Data shown:
%%

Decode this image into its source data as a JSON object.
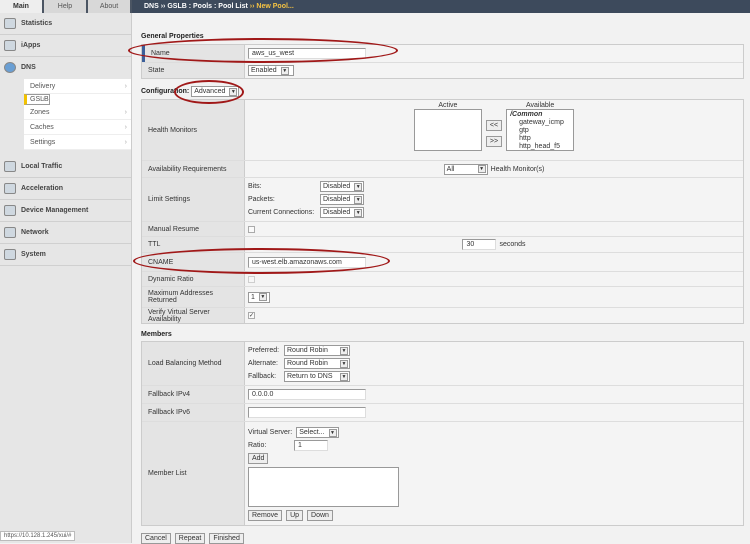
{
  "tabs": [
    "Main",
    "Help",
    "About"
  ],
  "breadcrumb": {
    "path": "DNS  ››  GSLB : Pools : Pool List",
    "sep": "››",
    "current": "New Pool..."
  },
  "sidebar": {
    "items": [
      {
        "label": "Statistics"
      },
      {
        "label": "iApps"
      },
      {
        "label": "DNS"
      }
    ],
    "dns_sub": [
      "Delivery",
      "GSLB",
      "Zones",
      "Caches",
      "Settings"
    ],
    "items2": [
      {
        "label": "Local Traffic"
      },
      {
        "label": "Acceleration"
      },
      {
        "label": "Device Management"
      },
      {
        "label": "Network"
      },
      {
        "label": "System"
      }
    ]
  },
  "general": {
    "title": "General Properties",
    "name_label": "Name",
    "name_value": "aws_us_west",
    "state_label": "State",
    "state_value": "Enabled"
  },
  "config": {
    "label": "Configuration:",
    "value": "Advanced",
    "health_label": "Health Monitors",
    "active_label": "Active",
    "available_label": "Available",
    "available": [
      "/Common",
      "gateway_icmp",
      "gtp",
      "http",
      "http_head_f5"
    ],
    "move_left": "<<",
    "move_right": ">>",
    "avail_label": "Availability Requirements",
    "avail_value": "All",
    "avail_suffix": "Health Monitor(s)",
    "limit_label": "Limit Settings",
    "bits": "Bits:",
    "packets": "Packets:",
    "conns": "Current Connections:",
    "disabled": "Disabled",
    "manual_label": "Manual Resume",
    "ttl_label": "TTL",
    "ttl_value": "30",
    "ttl_unit": "seconds",
    "cname_label": "CNAME",
    "cname_value": "us-west.elb.amazonaws.com",
    "dyn_label": "Dynamic Ratio",
    "max_label": "Maximum Addresses Returned",
    "max_value": "1",
    "verify_label": "Verify Virtual Server Availability",
    "verify_check": "✓"
  },
  "members": {
    "title": "Members",
    "lb_label": "Load Balancing Method",
    "preferred": "Preferred:",
    "alternate": "Alternate:",
    "fallback": "Fallback:",
    "preferred_value": "Round Robin",
    "alternate_value": "Round Robin",
    "fallback_value": "Return to DNS",
    "ipv4_label": "Fallback IPv4",
    "ipv4_value": "0.0.0.0",
    "ipv6_label": "Fallback IPv6",
    "ml_label": "Member List",
    "vs_label": "Virtual Server:",
    "vs_value": "Select...",
    "ratio_label": "Ratio:",
    "ratio_value": "1",
    "add": "Add",
    "remove": "Remove",
    "up": "Up",
    "down": "Down"
  },
  "actions": {
    "cancel": "Cancel",
    "repeat": "Repeat",
    "finished": "Finished"
  },
  "status_url": "https://10.128.1.245/xui/#"
}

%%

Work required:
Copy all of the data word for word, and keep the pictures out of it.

Reply:
Decode this image into its source data as a JSON object.
{
  "tabs": [
    "Main",
    "Help",
    "About"
  ],
  "breadcrumb": {
    "path": "DNS  ››  GSLB : Pools : Pool List",
    "sep": "››",
    "current": "New Pool..."
  },
  "sidebar": {
    "items": [
      {
        "label": "Statistics"
      },
      {
        "label": "iApps"
      },
      {
        "label": "DNS"
      }
    ],
    "dns_sub": [
      "Delivery",
      "GSLB",
      "Zones",
      "Caches",
      "Settings"
    ],
    "items2": [
      {
        "label": "Local Traffic"
      },
      {
        "label": "Acceleration"
      },
      {
        "label": "Device Management"
      },
      {
        "label": "Network"
      },
      {
        "label": "System"
      }
    ]
  },
  "general": {
    "title": "General Properties",
    "name_label": "Name",
    "name_value": "aws_us_west",
    "state_label": "State",
    "state_value": "Enabled"
  },
  "config": {
    "label": "Configuration:",
    "value": "Advanced",
    "health_label": "Health Monitors",
    "active_label": "Active",
    "available_label": "Available",
    "available": [
      "/Common",
      "gateway_icmp",
      "gtp",
      "http",
      "http_head_f5"
    ],
    "move_left": "<<",
    "move_right": ">>",
    "avail_label": "Availability Requirements",
    "avail_value": "All",
    "avail_suffix": "Health Monitor(s)",
    "limit_label": "Limit Settings",
    "bits": "Bits:",
    "packets": "Packets:",
    "conns": "Current Connections:",
    "disabled": "Disabled",
    "manual_label": "Manual Resume",
    "ttl_label": "TTL",
    "ttl_value": "30",
    "ttl_unit": "seconds",
    "cname_label": "CNAME",
    "cname_value": "us-west.elb.amazonaws.com",
    "dyn_label": "Dynamic Ratio",
    "max_label": "Maximum Addresses Returned",
    "max_value": "1",
    "verify_label": "Verify Virtual Server Availability",
    "verify_check": "✓"
  },
  "members": {
    "title": "Members",
    "lb_label": "Load Balancing Method",
    "preferred": "Preferred:",
    "alternate": "Alternate:",
    "fallback": "Fallback:",
    "preferred_value": "Round Robin",
    "alternate_value": "Round Robin",
    "fallback_value": "Return to DNS",
    "ipv4_label": "Fallback IPv4",
    "ipv4_value": "0.0.0.0",
    "ipv6_label": "Fallback IPv6",
    "ml_label": "Member List",
    "vs_label": "Virtual Server:",
    "vs_value": "Select...",
    "ratio_label": "Ratio:",
    "ratio_value": "1",
    "add": "Add",
    "remove": "Remove",
    "up": "Up",
    "down": "Down"
  },
  "actions": {
    "cancel": "Cancel",
    "repeat": "Repeat",
    "finished": "Finished"
  },
  "status_url": "https://10.128.1.245/xui/#"
}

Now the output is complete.